“Again, it’s not just the university, it’s actually several other agents of political socialization – family, peers, university, media…I think it holds true that for the youth in general, these factors shape what they think about politics and how they participate in it,” Bautista said.
Sociologist Jayeel Cornelio of Ateneo de Manila University’s Development Studies program said the same.
“Young people remain fragmented and their local experiences matter: unemployment, conflict, discrimination, and lack of education, [for example]. These experiences affect their voting preferences based on whom they think can meet their needs,” Cornelio said.
“The most important variables affecting voting preferences are education, religion, and to a certain extent, class. But even these variables also shift depending on issues of the day,” he added.
Far from apathy, Cornelio would characterize the youth’s attitudes toward elections and politics in general as fragmented, colored by their own backgrounds.
Asked if there is a youth vote, both professors said no.
“We cannot generalize the youth vote much like how we cannot generalize other generations,” Bautista said.
Above all, she added that it would be most important to look at socioeconomic factors that inform how the youth participate in politics and in elections.
Young people like Lopez and Reyes are cognizant of this fragmentation. “[There are those] who are comfortable, privileged enough to tune out of the political noise,” Lopez said.
In their campaign work, Reyes is the one involved in empowering partner communities to vote and campaign for the Otso Diretso candidates. In his work, he said, he sees the value of face-to-face conversations with people on the ground.
“[Campaigning and politics is] a matter of getting the context of people, so you don’t just get confined in your own echo chamber,” Reyes said.
“Instead of simply voting in the elections, young people might think that participating in politics should not be limited to participating in the elections. There are several other ways which they think may be more effective,” said Bautista.
She said that more and more, youth are turning to “social movement-oriented forms of participation,” like boycotts and working for non-governmental organizations or NGOs.
Aside from work in the campaign, Lopez is involved in the Disgruntled Young People network, a group of young people who regularly hold roundtable discussions about pertinent issues in the country. Through their network, they also participate in a bunch of volunteer engagements.

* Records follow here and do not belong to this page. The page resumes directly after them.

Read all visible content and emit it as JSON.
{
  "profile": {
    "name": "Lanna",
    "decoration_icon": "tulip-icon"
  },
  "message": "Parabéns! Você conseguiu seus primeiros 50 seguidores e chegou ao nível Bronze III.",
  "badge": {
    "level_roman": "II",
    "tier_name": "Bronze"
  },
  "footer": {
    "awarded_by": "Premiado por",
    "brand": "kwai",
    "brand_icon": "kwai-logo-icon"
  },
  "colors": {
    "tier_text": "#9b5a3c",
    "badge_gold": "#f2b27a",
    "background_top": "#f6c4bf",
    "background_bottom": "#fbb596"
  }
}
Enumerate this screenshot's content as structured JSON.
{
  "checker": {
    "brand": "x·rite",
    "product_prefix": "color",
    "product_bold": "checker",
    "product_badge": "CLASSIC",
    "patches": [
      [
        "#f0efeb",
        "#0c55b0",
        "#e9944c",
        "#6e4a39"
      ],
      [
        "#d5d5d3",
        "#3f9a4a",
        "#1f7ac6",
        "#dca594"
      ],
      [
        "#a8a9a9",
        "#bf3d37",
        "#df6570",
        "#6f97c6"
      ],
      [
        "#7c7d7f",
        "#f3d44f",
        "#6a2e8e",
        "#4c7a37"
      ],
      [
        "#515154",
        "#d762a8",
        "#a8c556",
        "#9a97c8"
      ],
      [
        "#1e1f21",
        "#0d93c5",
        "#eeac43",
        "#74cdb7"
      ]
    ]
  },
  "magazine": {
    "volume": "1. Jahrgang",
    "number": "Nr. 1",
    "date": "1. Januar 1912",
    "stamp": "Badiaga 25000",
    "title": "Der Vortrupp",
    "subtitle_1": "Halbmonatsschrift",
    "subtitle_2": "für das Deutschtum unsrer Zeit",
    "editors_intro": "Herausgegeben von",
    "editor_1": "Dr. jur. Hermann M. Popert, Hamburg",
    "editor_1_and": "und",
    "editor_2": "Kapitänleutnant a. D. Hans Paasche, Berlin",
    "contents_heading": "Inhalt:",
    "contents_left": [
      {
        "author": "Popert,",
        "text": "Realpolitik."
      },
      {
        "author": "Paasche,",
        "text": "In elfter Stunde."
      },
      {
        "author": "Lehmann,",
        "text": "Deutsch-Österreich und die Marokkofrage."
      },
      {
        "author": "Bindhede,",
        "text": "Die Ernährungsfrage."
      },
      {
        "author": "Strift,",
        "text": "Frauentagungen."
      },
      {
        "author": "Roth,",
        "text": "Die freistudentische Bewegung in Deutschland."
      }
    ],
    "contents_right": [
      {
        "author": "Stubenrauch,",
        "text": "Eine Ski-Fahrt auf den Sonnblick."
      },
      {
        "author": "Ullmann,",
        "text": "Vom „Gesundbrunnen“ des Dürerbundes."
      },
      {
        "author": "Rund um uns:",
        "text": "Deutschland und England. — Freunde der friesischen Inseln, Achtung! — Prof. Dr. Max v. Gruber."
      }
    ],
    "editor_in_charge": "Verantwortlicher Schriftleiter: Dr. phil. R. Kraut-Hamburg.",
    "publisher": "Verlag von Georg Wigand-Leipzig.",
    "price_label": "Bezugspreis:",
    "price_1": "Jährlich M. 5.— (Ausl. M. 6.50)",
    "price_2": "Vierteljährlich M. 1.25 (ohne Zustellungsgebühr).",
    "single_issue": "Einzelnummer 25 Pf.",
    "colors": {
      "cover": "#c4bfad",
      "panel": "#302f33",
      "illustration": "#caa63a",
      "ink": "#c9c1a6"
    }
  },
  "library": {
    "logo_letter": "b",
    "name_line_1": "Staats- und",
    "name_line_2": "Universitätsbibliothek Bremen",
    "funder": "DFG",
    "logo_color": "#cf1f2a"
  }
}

Reyes, meanwhile, works for Hirayang Kabataan – consisting of young people who conduct leadership trainings for others their age “to build a country governed by leaders with competence and integrity.”
They both spoke with passion, but Lopez cushioned her optimism with a bitter pill of sorts. “Hindi lang puwedeng puro advocacy, kasi may political realities din (Advocacy alone is not enough because there are also political realities).”
Asked where they’ll be after the 2019 polls, Lopez and Reyes said they would continue participating in politics with these advocacies. “There needs to be a call for social movements for people to be more engaged in politics.”
“It’s not enough that you vote,” Lopez said. – Rappler.com